By Amber Dance
Forests are resilient, but researchers wonder if climate change will outpace their adaptations.
Trees bowed to 45-degree angles and flying leaves crisscrossed the sky as Hurricane Florence ravaged North Carolina’s coast and inland regions in mid-September 2018. The storm, which peaked as a Category 4 hurricane before making landfall near Wilmington as a Category 1, deluged parts of the state with nearly three feet of rain. It stripped the leaves off black walnuts, crape myrtles, and their entwining wisterias, especially on the north and northeast sides of the trees, which bore the full brunt of the 100-plus-mile-per-hour wind gusts. An estimated 1.25 million acres of timber, valued at nearly $70 million, suffered varying degrees of damage.
Whoppers like Florence are a reality that North Carolina—not to mention the rest of the Eastern seaboard and the Caribbean—may have to get used to in the near future. Historically, a given location might only see such destructive hurricanes every few decades.

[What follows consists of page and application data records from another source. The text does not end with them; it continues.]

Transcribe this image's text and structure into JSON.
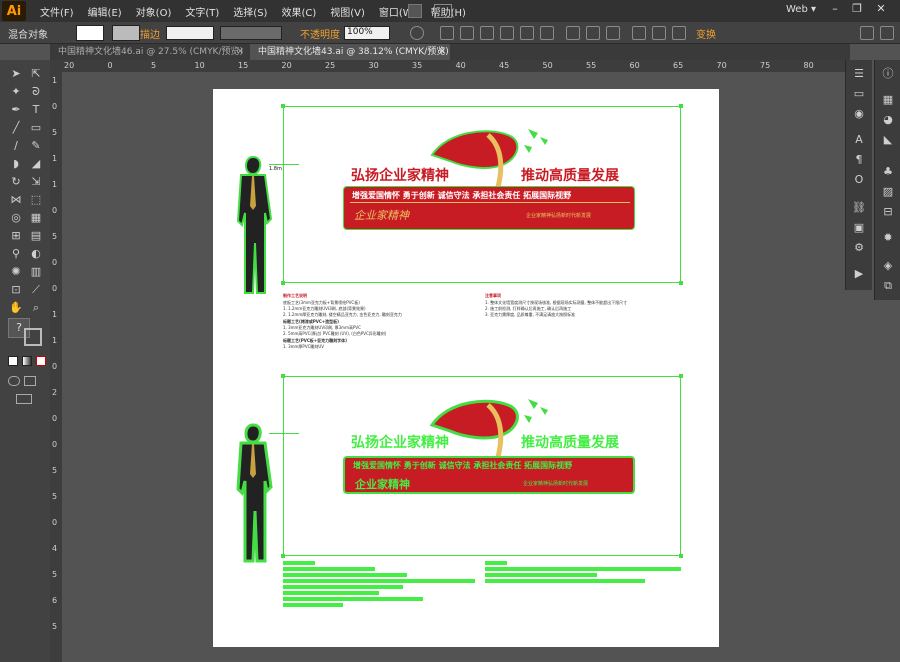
{
  "app": {
    "logo": "Ai",
    "workspace": "Web ▾"
  },
  "menu": [
    "文件(F)",
    "编辑(E)",
    "对象(O)",
    "文字(T)",
    "选择(S)",
    "效果(C)",
    "视图(V)",
    "窗口(W)",
    "帮助(H)"
  ],
  "control": {
    "object_type": "混合对象",
    "stroke_label": "描边",
    "opacity_label": "不透明度",
    "opacity_value": "100%",
    "transform_label": "变换",
    "accent": "#f0a030"
  },
  "tabs": [
    {
      "label": "中国精神文化墙46.ai @ 27.5% (CMYK/预览)",
      "close": "✕"
    },
    {
      "label": "中国精神文化墙43.ai @ 38.12% (CMYK/预览)",
      "close": "✕"
    }
  ],
  "ruler": {
    "h": [
      "20",
      "0",
      "5",
      "10",
      "15",
      "20",
      "25",
      "30",
      "35",
      "40",
      "45",
      "50",
      "55",
      "60",
      "65",
      "70",
      "75",
      "80"
    ],
    "v": [
      "1",
      "0",
      "5",
      "1",
      "1",
      "0",
      "5",
      "0",
      "0",
      "1",
      "1",
      "0",
      "2",
      "0",
      "0",
      "5",
      "5",
      "0",
      "4",
      "5",
      "6",
      "5"
    ]
  },
  "tools_icons": [
    "selection-icon",
    "direct-selection-icon",
    "magic-wand-icon",
    "lasso-icon",
    "pen-icon",
    "type-icon",
    "line-icon",
    "rectangle-icon",
    "paintbrush-icon",
    "pencil-icon",
    "blob-brush-icon",
    "eraser-icon",
    "rotate-icon",
    "scale-icon",
    "width-icon",
    "free-transform-icon",
    "shape-builder-icon",
    "perspective-icon",
    "mesh-icon",
    "gradient-icon",
    "eyedropper-icon",
    "blend-icon",
    "symbol-sprayer-icon",
    "column-graph-icon",
    "artboard-icon",
    "slice-icon",
    "hand-icon",
    "zoom-icon"
  ],
  "artwork": {
    "title_left": "弘扬企业家精神",
    "title_right": "推动高质量发展",
    "banner_text": "增强爱国情怀  勇于创新  诚信守法  承担社会责任  拓展国际视野",
    "script_text": "企业家精神",
    "small_script": "企业家精神弘扬新时代新发展",
    "label_size": "1.8m",
    "note_title_left": "制作工艺说明",
    "note_title_right": "注意事项",
    "notes_left": [
      "底板工艺(3mm亚克力板+背景喷绘PVC板)",
      "1. 1.2mm亚克力雕刻UV印刷, 底部(背景效果)",
      "2. 1.2mm厚亚克力雕刻, 镂空精品亚克力, 金色亚克力, 雕刻亚克力",
      "标题工艺(烤漆或PVC+造型板)",
      "1. 3mm亚克力雕刻UV印刷, 厚3mm高PVC",
      "2. 5mm高PVC(厚边) PVC雕刻 (UV), (白色PVC异形雕刻)",
      "标题工艺(PVC板+亚克力雕刻字体)",
      "1. 3mm厚PVC雕刻UV"
    ],
    "notes_right": [
      "1. 整体文化墙宽度测尺寸按现场核准, 根据现场实际测量, 整体不能超出下限尺寸",
      "2. 施工前检测, 打样确认后再施工, 确认后再施工",
      "3. 亚克力需厚度, 品质尊重, 不满足请放大按照标准"
    ]
  },
  "colors": {
    "red": "#c81c24",
    "gold": "#e8c060",
    "selection": "#44dd44",
    "artboard": "#ffffff",
    "canvas": "#535353"
  }
}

But with global temperatures on the rise, the risk that a fledgling storm system will grow to “major” status, defined as category 3 and above, is likely to climb. Warming oceans mean more water vapor in the air, and that vapor is what fuels the storms. “One of the signals that we expect from climate change is that the strongest hurricanes will get stronger,” says Gary Lackmann, an atmospheric scientist at North Carolina State University in Raleigh.
What does that mean for trees? The scene in the woods after Florence was one of seeming devastation. In every direction, trees, branches, and brush littered the ground. Yet just a few weeks after the storm, the stripped trees sprouted fresh leaves and flowers. It may have been autumn, but the trees already had leaf and flower buds in waiting for the upcoming spring, explains Jim Slye, assistant regional forester with the state forest service in Goldsboro. Re-leafing after storms helps keep the trees’ circulation going, and flowering allows trees to drop seeds in case they end up succumbing to storm damage. The trees won’t necessarily die, though; tree ring studies make it clear that many survived past storms.
By Martha Quillin
Days of wind and rain snapped or toppled trees throughout the Croatan National Forest, both near the NC coast. Among the trees felled were long leaf pines that were home to some of the forests’ most celebrated residents: endangered red-cockaded woodpeckers.
Hurricane Florence, one of the costliest storms ever to hit the U.S., damaged or destroyed tens of thousands of homes when it made landfall in September. Not all of them belonged to humans.
Days of wind and torrential rain snapped or toppled trees throughout the Croatan National Forest and on Marine Corps Base Camp Lejeune, both near the coast. Among the trees felled were long leaf pines that were home to some of the forests’ most celebrated residents: endangered red-cockaded woodpeckers.
The 160,000-acre forest, stretching across Carteret, Jones and Craven counties, is home to about 112 “clusters” of the little black-and-white birds. A cluster usually consists of a mating pair and up to four of the previous year’s offspring. Researchers believe the Croatan has about 300 individual birds, making it the largest site that far east and west. There are an estimated 16,250 red-cockaded woodpeckers total across 11 states, with the largest population being on Fort Bragg.